─── SUPPLIED MATERIAL ───

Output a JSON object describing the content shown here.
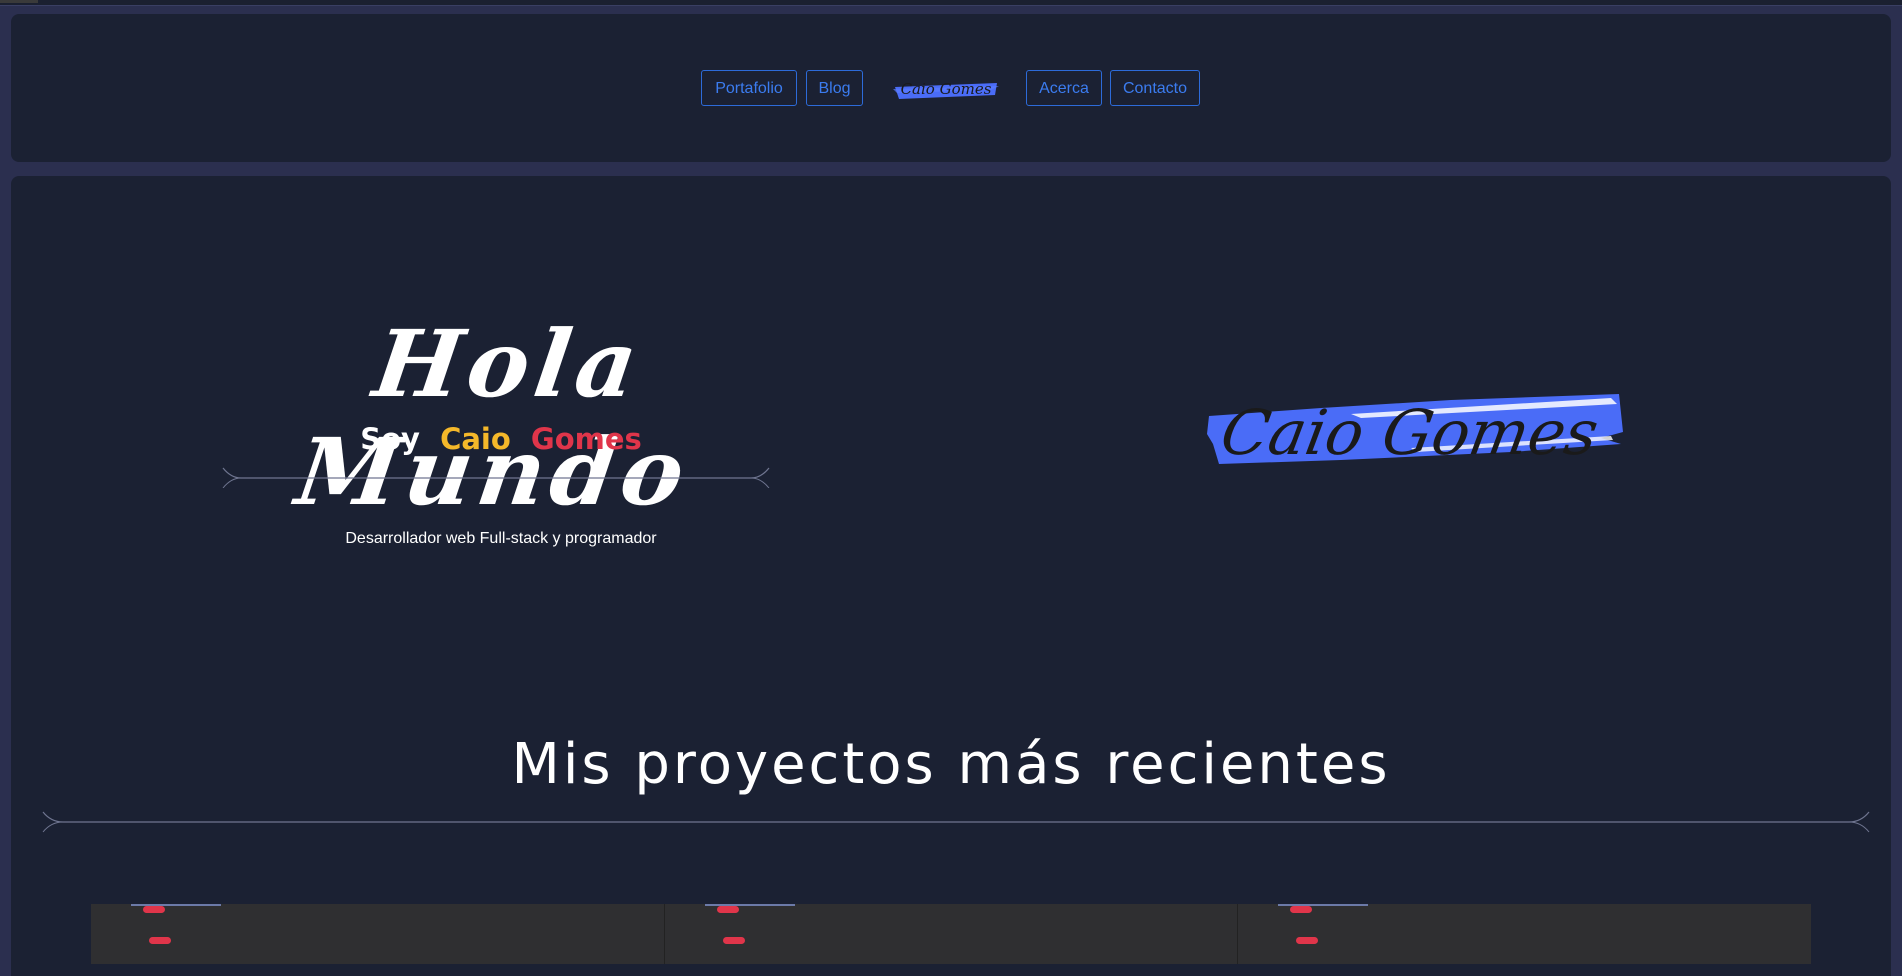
{
  "nav": {
    "items": [
      {
        "label": "Portafolio"
      },
      {
        "label": "Blog"
      },
      {
        "label": "Acerca"
      },
      {
        "label": "Contacto"
      }
    ],
    "logo_text": "Caio Gomes"
  },
  "hero": {
    "title": "Hola Mundo",
    "subtitle": {
      "soy": "Soy",
      "first": "Caio",
      "last": "Gomes"
    },
    "tagline": "Desarrollador web Full-stack y programador",
    "logo_text": "Caio Gomes"
  },
  "projects": {
    "heading": "Mis proyectos más recientes",
    "cards": [
      {},
      {},
      {}
    ]
  },
  "colors": {
    "accent_blue": "#4a6cf7",
    "yellow": "#f5b82a",
    "red": "#e0354a",
    "background": "#1b2133"
  }
}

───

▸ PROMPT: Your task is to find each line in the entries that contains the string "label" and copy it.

▸ WORKED SOLUTION:
        "label": "Portafolio"
        "label": "Blog"
        "label": "Acerca"
        "label": "Contacto"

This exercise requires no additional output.